If costs are a bit higher than the groups' purses can stretch, start a GoFundMe or a project page on Spacehive to crowdfund money from friends, family, and people in your area who may want to support your idea.
Make sure to showcase the bleak 'before' situation and your green vision for 'after'!
This year, Dream Green are giving away ten £100 grants to help people carry out guerrilla gardening projects! Check it out
You've got the plan, the people and the plants – now it's time to get greening.
This part is probably the easiest and – in my opinion at least – the most fun!
Specific instructions here will depend on what seeds you're sowing or plants you're planting, so I actually can't give much input here. I would say, just make sure that whatever you're doing is enhancing the local environment for both people and wild nature, rather than destroying or detracting.
I'll defer again to Poppy's expertise on eco-friendly practices: her do's and don'ts guide is *chef's kiss*.
Stick some signs up to let people know what you've done. This not only spreads the word about guerrilla gardening, it can also stop council chem-sprayers from killing your seedlings (by mistaking them for weeds).
I really can't do keepy uppies (or even spell it?) but I do always make sure to keep up the guerrilla gardens I plant. Which is less impressive at barbecues but still pretty cool.
Once you've planted everything in, pop back to your garden when you can, even if it's just once a month, to keep an eye on things. Otherwise all that hard work could go to nothing.
If your garden falls into disrepair, it's just playing into what the Powers That Be want to think about grassroots greening: that it's not to be trusted and that people don't really care enough to maintain the things they've planted. We can't let that happen!

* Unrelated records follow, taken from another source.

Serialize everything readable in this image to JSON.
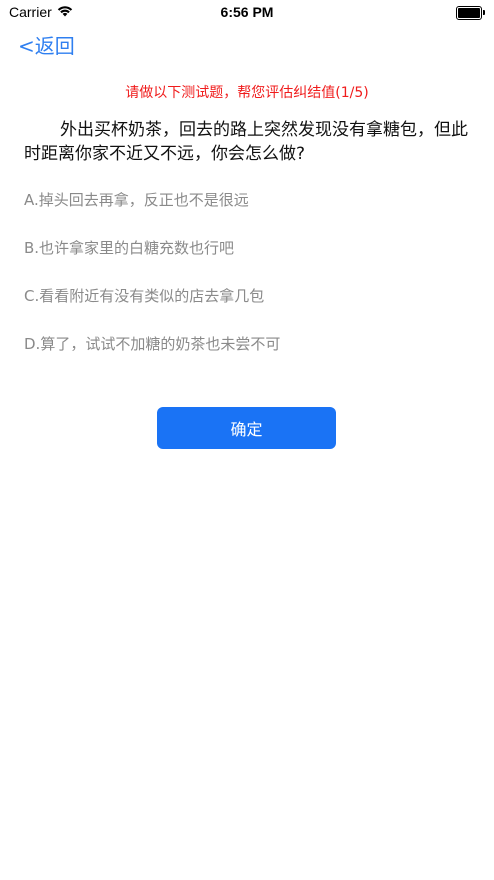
{
  "status_bar": {
    "carrier": "Carrier",
    "time": "6:56 PM",
    "wifi_icon": "wifi-icon",
    "battery_icon": "battery-icon"
  },
  "nav": {
    "back_label": "<返回"
  },
  "quiz": {
    "subtitle": "请做以下测试题，帮您评估纠结值(1/5)",
    "question": "外出买杯奶茶，回去的路上突然发现没有拿糖包，但此时距离你家不近又不远，你会怎么做?",
    "options": [
      "A.掉头回去再拿，反正也不是很远",
      "B.也许拿家里的白糖充数也行吧",
      "C.看看附近有没有类似的店去拿几包",
      "D.算了，试试不加糖的奶茶也未尝不可"
    ],
    "confirm_label": "确定"
  },
  "colors": {
    "accent": "#1a73f5",
    "back_link": "#2f7ff0",
    "subtitle_red": "#f01c1c",
    "option_gray": "#8a8a8a"
  }
}
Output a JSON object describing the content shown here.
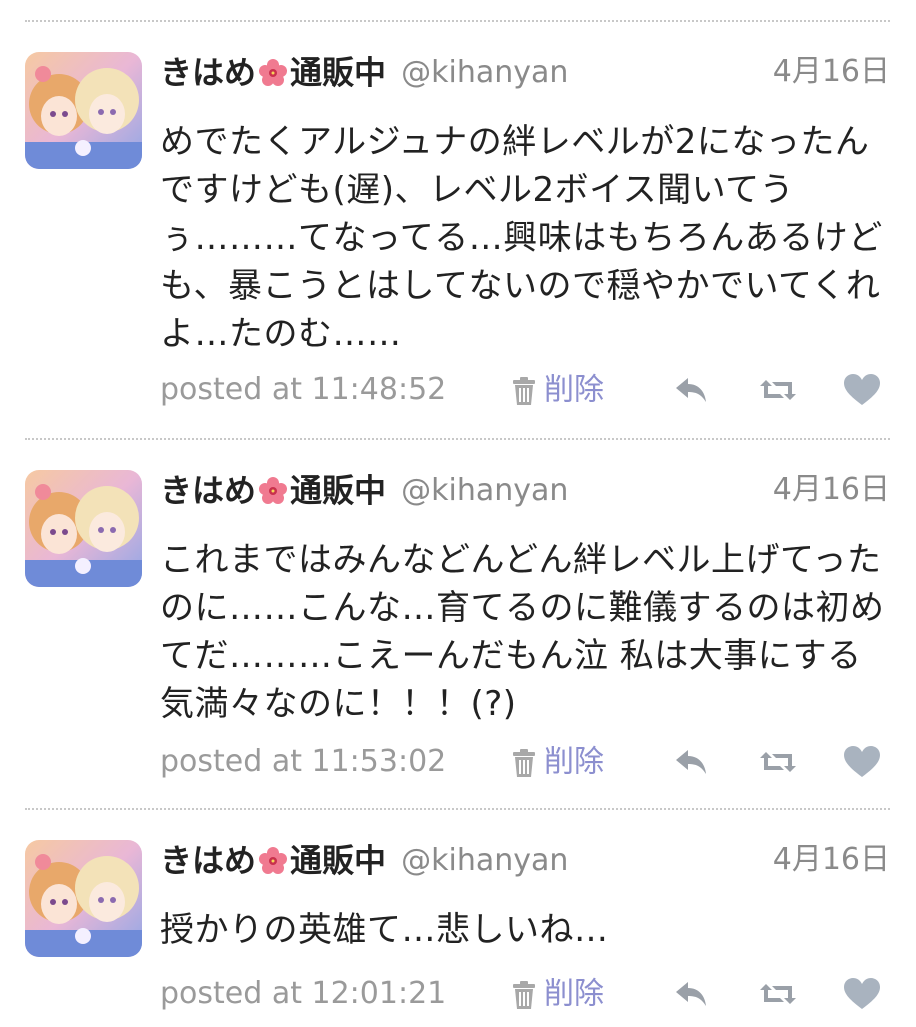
{
  "tweets": [
    {
      "name": "きはめ",
      "name_suffix": "通販中",
      "handle": "@kihanyan",
      "date": "4月16日",
      "text": "めでたくアルジュナの絆レベルが2になったんですけども(遅)、レベル2ボイス聞いてうぅ………てなってる…興味はもちろんあるけども、暴こうとはしてないので穏やかでいてくれよ…たのむ……",
      "posted": "posted at 11:48:52",
      "delete_label": "削除"
    },
    {
      "name": "きはめ",
      "name_suffix": "通販中",
      "handle": "@kihanyan",
      "date": "4月16日",
      "text": "これまではみんなどんどん絆レベル上げてったのに……こんな…育てるのに難儀するのは初めてだ………こえーんだもん泣 私は大事にする気満々なのに！！！(?)",
      "posted": "posted at 11:53:02",
      "delete_label": "削除"
    },
    {
      "name": "きはめ",
      "name_suffix": "通販中",
      "handle": "@kihanyan",
      "date": "4月16日",
      "text": "授かりの英雄て…悲しいね…",
      "posted": "posted at 12:01:21",
      "delete_label": "削除"
    }
  ],
  "icons": {
    "name_emoji": "hibiscus-icon",
    "delete": "trash-icon",
    "reply": "reply-icon",
    "retweet": "retweet-icon",
    "favorite": "heart-icon"
  },
  "colors": {
    "delete_link": "#8c8fcf",
    "muted_text": "#8a8a8a",
    "action_icon": "#9aa0a8",
    "heart": "#a9b3bf",
    "divider": "#c8c8c8"
  }
}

Growing a guerrilla garden is truly is the most peaceful, creative, constructive, positive radical thing you can do. (Not that I'm at all biased).
That's all folks!
... Guys. That's it. That's really all you need to do.
Easy right? Told you.
The final word is: take these as guidelines, not rules. If the circumstances you're in mean it's better to do things totally differently – do it! Whatever works best. How you choose to guerrilla garden is up to you.
If you want support or you have any questions, reach out to me on Instagram @wedreamgreen. Happy greening!